Since his accounts on major platforms were suspended following the violent insurrection at the US Capitol on January 6, Donald Trump has been less of a presence on social media. But a recent New York Times analysis finds that while Trump “lost direct access to his most powerful megaphones,” his statements can still achieve vast reach on Facebook, Instagram and Twitter. The Times found that “11 of his 89 statements after the ban attracted as many likes or shares as the median post before the ban, if not more. How does that happen? …after the ban, other popular social media accounts often picked up his messages and posted them themselves.”
Understanding how that happens sheds light on the growing controversy over whether “deplatforming” is effective in moderating extremism, or just temporarily drives it out of view, to intensify and potentially cause even more harm. It also illuminates the more fundamental question: is there a better way to leverage how social networks work to manage harmful speech in a way that is less draconian and more supportive of free expression? Should we really continue down this road toward “platform law” — restraints on speech applied by private companies (even if under “oversight” by others) — when it is inevitably “both overbroad and underinclusive” — especially as these companies provide increasingly essential services.
Considering how these networks work reveals that the common “megaphone” analogy that underlies rhetoric around deplatforming is misleading. Social media do not primarily enable a single speaker to achieve mass reach, as broadcast media do. Rather, reach grows as messages propagate through social networks, with information spreading person to person, account to account, morelike rumors. Trump’s accounts are anomalous, given his many tens of millions of direct followers, so his personal network does give him something of a megaphone. But the Times article shows that, even for him, much of his reach is by indirect propagation — dependent on likes and shares by others. It is striking that even after being banned, comments he made elsewhere were often posted by his supporters (or journalists, and indeed his opponents), and then liked and further shared by other users hundreds of thousands of times.
The lesson is that we need to think of social networks as networks and manage them that way. Banning a speaker from the network does not fully stop the flow of harmful messages, because they come from many users and are reinforced by other users as they flow through the network. The Times report explains that Trump’s lies about the election were reduced far more substantially than his other messages not simply because Trump was banned, but because messages from anyone promoting false election fraud claims are now specifically moderated by the platforms. That approach can work to a degree, for specific predefined categories of message, but it is not readily applied more generally. There are technical and operational challenges in executing such moderation at scale, and the same concerns about “platform law” apply.
Social media networks should evolve to apply more nuanced intervention at the network level. There is growing recognition of the need to enable a deeper level of individual control on how messages are filtered into each user’s newsfeed, and whether harmful speakers and messages are downranked based on feedback from the crowd to reduce propagation. Such controls would offer a flexible, scalable, and adaptive cognitive immune system to limit harmful viral cascades. That can limit not only how messages propagate, but how harmful users and groups are recommended to other users — and can moderate which speech is impressed upon users without requiring a binary shutdown of expression.

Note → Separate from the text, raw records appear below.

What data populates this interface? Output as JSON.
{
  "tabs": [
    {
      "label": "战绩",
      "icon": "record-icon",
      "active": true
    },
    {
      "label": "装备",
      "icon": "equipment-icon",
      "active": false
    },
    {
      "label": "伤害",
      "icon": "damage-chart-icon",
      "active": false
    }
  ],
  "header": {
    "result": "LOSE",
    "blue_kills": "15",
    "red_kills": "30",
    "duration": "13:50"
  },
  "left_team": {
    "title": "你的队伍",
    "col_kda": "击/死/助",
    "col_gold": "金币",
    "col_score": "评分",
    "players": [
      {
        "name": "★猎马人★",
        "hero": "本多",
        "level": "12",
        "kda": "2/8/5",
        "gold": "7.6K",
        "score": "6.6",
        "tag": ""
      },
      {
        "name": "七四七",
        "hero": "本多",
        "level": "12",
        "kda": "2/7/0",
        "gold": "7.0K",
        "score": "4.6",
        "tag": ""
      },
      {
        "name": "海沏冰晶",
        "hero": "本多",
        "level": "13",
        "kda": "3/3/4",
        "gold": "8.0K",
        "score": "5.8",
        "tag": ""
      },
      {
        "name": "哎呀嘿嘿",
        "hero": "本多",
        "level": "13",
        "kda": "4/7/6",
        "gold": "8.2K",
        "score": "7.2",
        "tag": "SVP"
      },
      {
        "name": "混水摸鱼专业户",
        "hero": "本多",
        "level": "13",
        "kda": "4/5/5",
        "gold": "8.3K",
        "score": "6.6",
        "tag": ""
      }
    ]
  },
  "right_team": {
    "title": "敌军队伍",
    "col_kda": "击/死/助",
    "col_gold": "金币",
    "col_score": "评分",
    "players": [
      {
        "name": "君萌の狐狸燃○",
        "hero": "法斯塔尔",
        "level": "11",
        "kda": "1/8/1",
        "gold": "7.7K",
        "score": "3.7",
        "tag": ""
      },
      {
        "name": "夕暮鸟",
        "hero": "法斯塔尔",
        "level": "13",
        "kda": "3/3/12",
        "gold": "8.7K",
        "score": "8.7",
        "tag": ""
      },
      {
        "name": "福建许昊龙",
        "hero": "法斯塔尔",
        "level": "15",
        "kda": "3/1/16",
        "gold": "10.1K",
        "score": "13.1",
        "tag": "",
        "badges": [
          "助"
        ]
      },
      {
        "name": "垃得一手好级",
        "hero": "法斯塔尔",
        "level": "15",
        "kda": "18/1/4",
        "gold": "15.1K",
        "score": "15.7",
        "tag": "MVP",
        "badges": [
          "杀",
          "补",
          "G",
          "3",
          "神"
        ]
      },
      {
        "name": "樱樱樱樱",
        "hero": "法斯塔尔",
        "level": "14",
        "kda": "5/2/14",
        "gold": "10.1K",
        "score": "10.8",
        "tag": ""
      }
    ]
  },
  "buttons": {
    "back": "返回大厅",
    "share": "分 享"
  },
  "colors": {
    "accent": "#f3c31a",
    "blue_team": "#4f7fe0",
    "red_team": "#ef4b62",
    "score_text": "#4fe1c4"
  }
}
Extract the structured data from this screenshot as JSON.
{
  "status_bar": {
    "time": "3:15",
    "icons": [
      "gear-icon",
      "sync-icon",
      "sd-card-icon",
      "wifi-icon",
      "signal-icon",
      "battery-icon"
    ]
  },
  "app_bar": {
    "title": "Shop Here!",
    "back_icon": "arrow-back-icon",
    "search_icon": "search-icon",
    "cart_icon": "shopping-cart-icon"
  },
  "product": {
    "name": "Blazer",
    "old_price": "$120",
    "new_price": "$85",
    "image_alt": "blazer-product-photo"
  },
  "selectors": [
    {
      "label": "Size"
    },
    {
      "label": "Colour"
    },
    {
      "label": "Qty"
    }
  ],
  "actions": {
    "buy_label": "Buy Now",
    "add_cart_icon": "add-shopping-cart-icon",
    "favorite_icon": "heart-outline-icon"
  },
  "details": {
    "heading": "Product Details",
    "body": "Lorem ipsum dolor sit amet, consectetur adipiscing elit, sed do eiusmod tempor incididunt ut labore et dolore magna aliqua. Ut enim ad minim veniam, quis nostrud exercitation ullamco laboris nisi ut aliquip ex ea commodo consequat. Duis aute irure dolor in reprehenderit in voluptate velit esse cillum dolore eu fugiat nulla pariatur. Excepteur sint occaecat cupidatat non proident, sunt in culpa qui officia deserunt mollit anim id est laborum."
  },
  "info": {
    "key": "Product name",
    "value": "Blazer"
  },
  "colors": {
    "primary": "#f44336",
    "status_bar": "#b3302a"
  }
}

Some experts propose that the best way to manage this at scale is to spin out the choice of filtering rules that work with the platforms to an open market of filtering services that users can choose from. The decentralization of this key aspect of current social media networks away from the dominant platforms, and the potential diversity of choices it may create for users, might prevent a speaker widely recognized to speak lies and hate from gaining many tens of millions of followers in the first place — and would break up the harmful feedback loops that reinforce the propagation of their dangerous messages. Perhaps such a system could have substantially prevented or reduced the propagation of the Big Lie, and therefore abrogated the necessity of deplatforming a President. Instead, it would apply more nuanced downstream control — a form of crowdsourced moderation emergent from the individual choices of users and communities of users.
Under the status quo, we are left with the“platform law” policies set by a few dominant private companies, leaving no one satisfied. Instead, democracy would be far better served by digitally enhanced processes to apply more nuanced forms of “community law,” as crowdsourced from each social network user and community as they interact with their networks.
This piece is also at Reisman’s blog, Smartly Intertwingled.
Richard Reisman has managed and consulted for businesses of all sizes, developed pioneering online services, and holds over 50 media-tech patents licensed by over 200 companies to serve billions of users. His work on human-centered digital services and related tech policy has been published in Tech Policy Press and Techonomy, and in his blog, SmartlyIntertwingled.com. His book, FairPay: Adaptively Win-Win Customer Relationships, and related blog, FairPayZone.com, introduce new customer-value-first revenue strategies for digital services that were described in Harvard Business Review.